In 1990, the global poverty rate was at 36 percent, which decreased to 18 percent in 2010. This fulfilled a Millennium Challenge Goal to cut the global poverty rate in half, and it did so five years ahead of schedule. The call to action outlined in the Millennium Challenge Goals has inspired many to rally around the cause and make improvements.

In addition to the poverty rate changing, the number of children who die from preventable diseases every year has decreased by 30 percent in the past 15 years, indicating an improvement in the standards of living for thousands of children.

Education in developing countries has seen improvement with higher annual enrollment rates, which will see more apparent return in the future when these children are more prepared and qualified to support their families and contribute to a more stable society.

The future of the fight against poverty smacks of success, given that the fight maintains momentum.

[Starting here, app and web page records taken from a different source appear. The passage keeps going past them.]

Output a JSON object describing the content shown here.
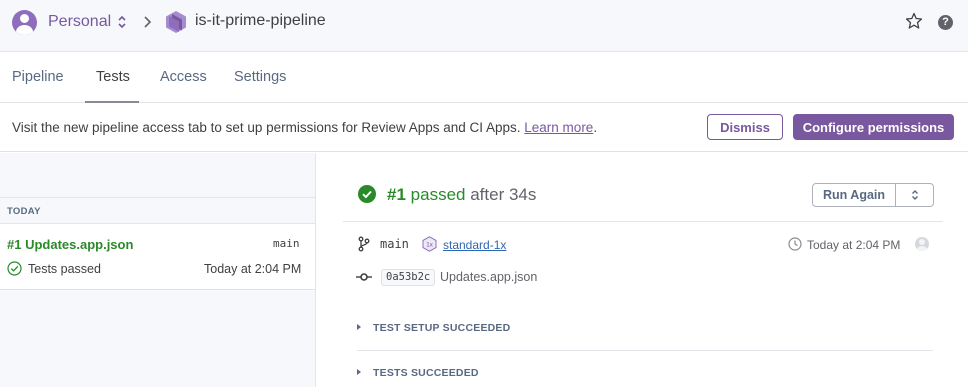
{
  "header": {
    "account": "Personal",
    "pipeline_name": "is-it-prime-pipeline",
    "help_glyph": "?",
    "icons": [
      "user-avatar-icon",
      "chevron-up-down-icon",
      "chevron-right-icon",
      "pipeline-hex-icon",
      "star-icon",
      "help-icon"
    ],
    "accent_color": "#79589f"
  },
  "tabs": [
    {
      "label": "Pipeline"
    },
    {
      "label": "Tests",
      "active": true
    },
    {
      "label": "Access"
    },
    {
      "label": "Settings"
    }
  ],
  "banner": {
    "text": "Visit the new pipeline access tab to set up permissions for Review Apps and CI Apps. ",
    "link": "Learn more",
    "suffix": ".",
    "dismiss_label": "Dismiss",
    "configure_label": "Configure permissions"
  },
  "sidebar": {
    "group_label": "TODAY",
    "runs": [
      {
        "title": "#1 Updates.app.json",
        "branch": "main",
        "status": "Tests passed",
        "time": "Today at 2:04 PM"
      }
    ]
  },
  "run": {
    "number": "#1",
    "status": "passed",
    "duration": "after 34s",
    "run_again_label": "Run Again",
    "branch": "main",
    "dyno_badge": "1x",
    "dyno_size": "standard-1x",
    "time": "Today at 2:04 PM",
    "commit_sha": "0a53b2c",
    "commit_message": "Updates.app.json",
    "sections": [
      {
        "label": "TEST SETUP SUCCEEDED"
      },
      {
        "label": "TESTS SUCCEEDED"
      }
    ],
    "success_color": "#2a8a2a"
  }
}
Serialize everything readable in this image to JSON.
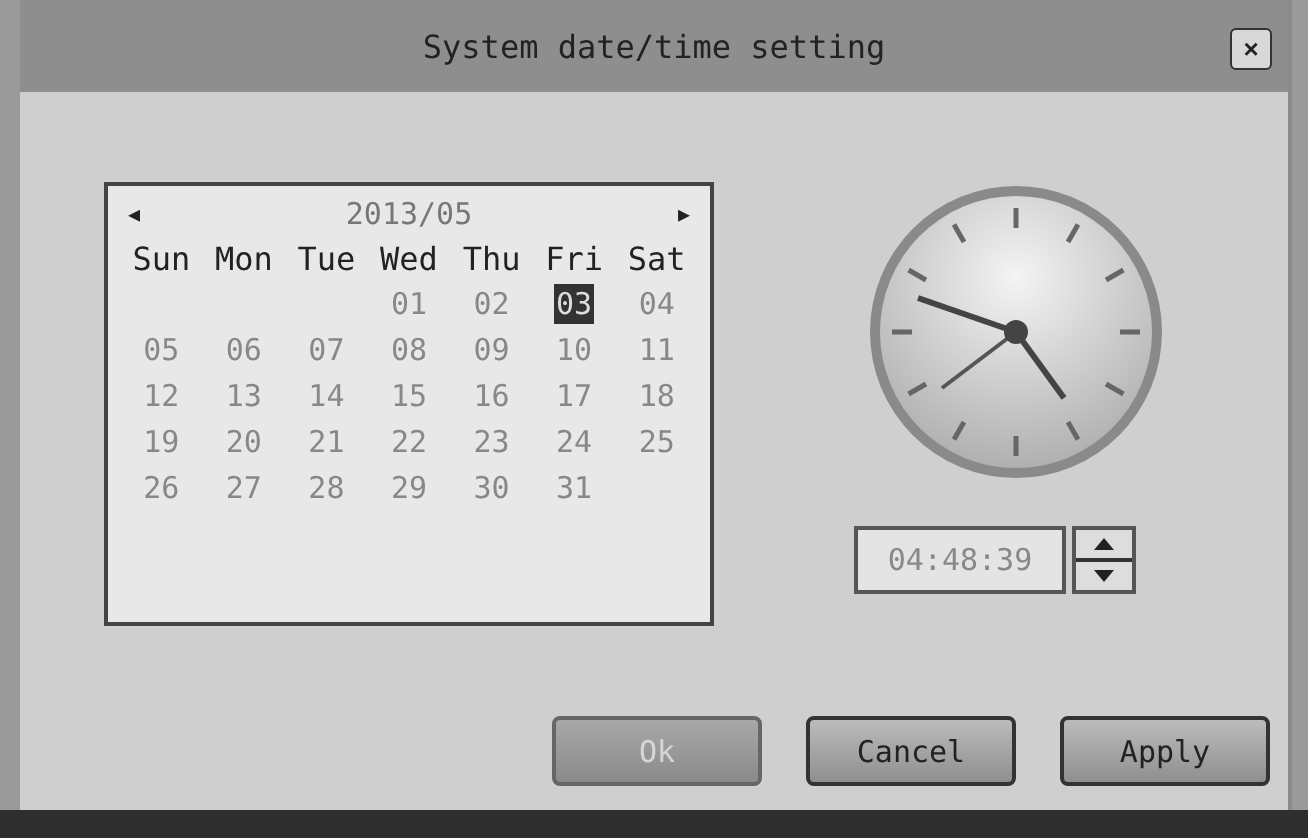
{
  "window": {
    "title": "System date/time setting",
    "close": "×"
  },
  "calendar": {
    "prev": "◂",
    "month": "2013/05",
    "next": "▸",
    "weekdays": [
      "Sun",
      "Mon",
      "Tue",
      "Wed",
      "Thu",
      "Fri",
      "Sat"
    ],
    "weeks": [
      [
        {
          "day": "01",
          "selected": false
        },
        {
          "day": "02",
          "selected": false
        },
        {
          "day": "03",
          "selected": true
        },
        {
          "day": "04",
          "selected": false
        }
      ],
      [
        {
          "day": "05",
          "selected": false
        },
        {
          "day": "06",
          "selected": false
        },
        {
          "day": "07",
          "selected": false
        },
        {
          "day": "08",
          "selected": false
        },
        {
          "day": "09",
          "selected": false
        },
        {
          "day": "10",
          "selected": false
        },
        {
          "day": "11",
          "selected": false
        }
      ],
      [
        {
          "day": "12",
          "selected": false
        },
        {
          "day": "13",
          "selected": false
        },
        {
          "day": "14",
          "selected": false
        },
        {
          "day": "15",
          "selected": false
        },
        {
          "day": "16",
          "selected": false
        },
        {
          "day": "17",
          "selected": false
        },
        {
          "day": "18",
          "selected": false
        }
      ],
      [
        {
          "day": "19",
          "selected": false
        },
        {
          "day": "20",
          "selected": false
        },
        {
          "day": "21",
          "selected": false
        },
        {
          "day": "22",
          "selected": false
        },
        {
          "day": "23",
          "selected": false
        },
        {
          "day": "24",
          "selected": false
        },
        {
          "day": "25",
          "selected": false
        }
      ],
      [
        {
          "day": "26",
          "selected": false
        },
        {
          "day": "27",
          "selected": false
        },
        {
          "day": "28",
          "selected": false
        },
        {
          "day": "29",
          "selected": false
        },
        {
          "day": "30",
          "selected": false
        },
        {
          "day": "31",
          "selected": false
        }
      ]
    ]
  },
  "time": {
    "value": "04:48:39"
  },
  "buttons": [
    {
      "label": "Ok",
      "disabled": true
    },
    {
      "label": "Cancel",
      "disabled": false
    },
    {
      "label": "Apply",
      "disabled": false
    }
  ]
}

Were progress to continue at the current rate, or better yet, speed up, the goal of lifting one billion people out of poverty could be met between 2025 and 2030. Bill Gates posited that there could be almost no impoverished countries by 2035.

There are various initiatives being developed by various humanitarian organizations that show promise of success. In December of 2013, 46 countries all over the world stepped up to accelerate the fight against extreme poverty by committing to a composite $52 billion donation over a period of three years that will go directly to the International Development Association, a fund established by the World Bank to support the world’s poorest.

The Bill & Melinda Gates Foundation, the Clinton Foundation, Warren Buffett, Feed the Future — the list of people and organizations willing to help is endless. And it couldn’t have come at a better time. In a world that is more technologically capable than ever with the resources necessary to feed the whole world and the money to establish stable communities around the world, the fight against extreme poverty is more manageable.

The fight is not over, nor will it be an easy fight to win. Worldwide, there are nearly 1 billion people who survive on $1.25 or less every day. Proportionally compared to the world population, we are facing a smaller fraction, but it is still an overwhelming number. Keeping in mind the progress of the past and the promise of the future, the world can continue to successfully fight against extreme poverty.

– Maggie Wagner

Sources: The World Bank, MSNBC, The World Bank,
Photo: Konnect Africa

Within the Buffett family, usually Warren is the one making headlines for his charity and accomplishments. This time, though, his older sister Doris Buffett is stepping into the spotlight to put focus on her own charitable advances.

In 2011 Doris started the Learning by Giving Foundation. This foundation partnered with colleges across America to create philanthropy classes for students. The students learned the ins and outs of the philanthropy world and how to invest their money to make the biggest difference. At the end of the semester, each class had $10,000 from Learning by Giving to donate to the charities they believed were most deserving. Not only did this approach use money smartly to donate to great organizations, it taught young people skills that they couldn’t learn anywhere else.

Doris is now expanding on that idea by creating Giving with Purpose, a free online course open to anyone over the age of eighteen who wishes to learn more about the world of philanthropy. This six-week summer course is similar to the one taught in colleges, sponsored by Learning by Giving, taught by outstanding instructors, and providing the ability to give away money at the end of the course.

The class teaches people everything they need to know before donating, including aspects such as learning how to research what impact the charity has on the community and how the money is spent. The course will also feature several guest speakers who are leaders in the philanthropy world, such as baseball star Cal Ripkin Jr., ice cream leaders Ben Cohen and Jerry Greenfield, and Doris and Warren Buffett themselves.

– Katie Brockman

Sources: Fortune, Learning by Giving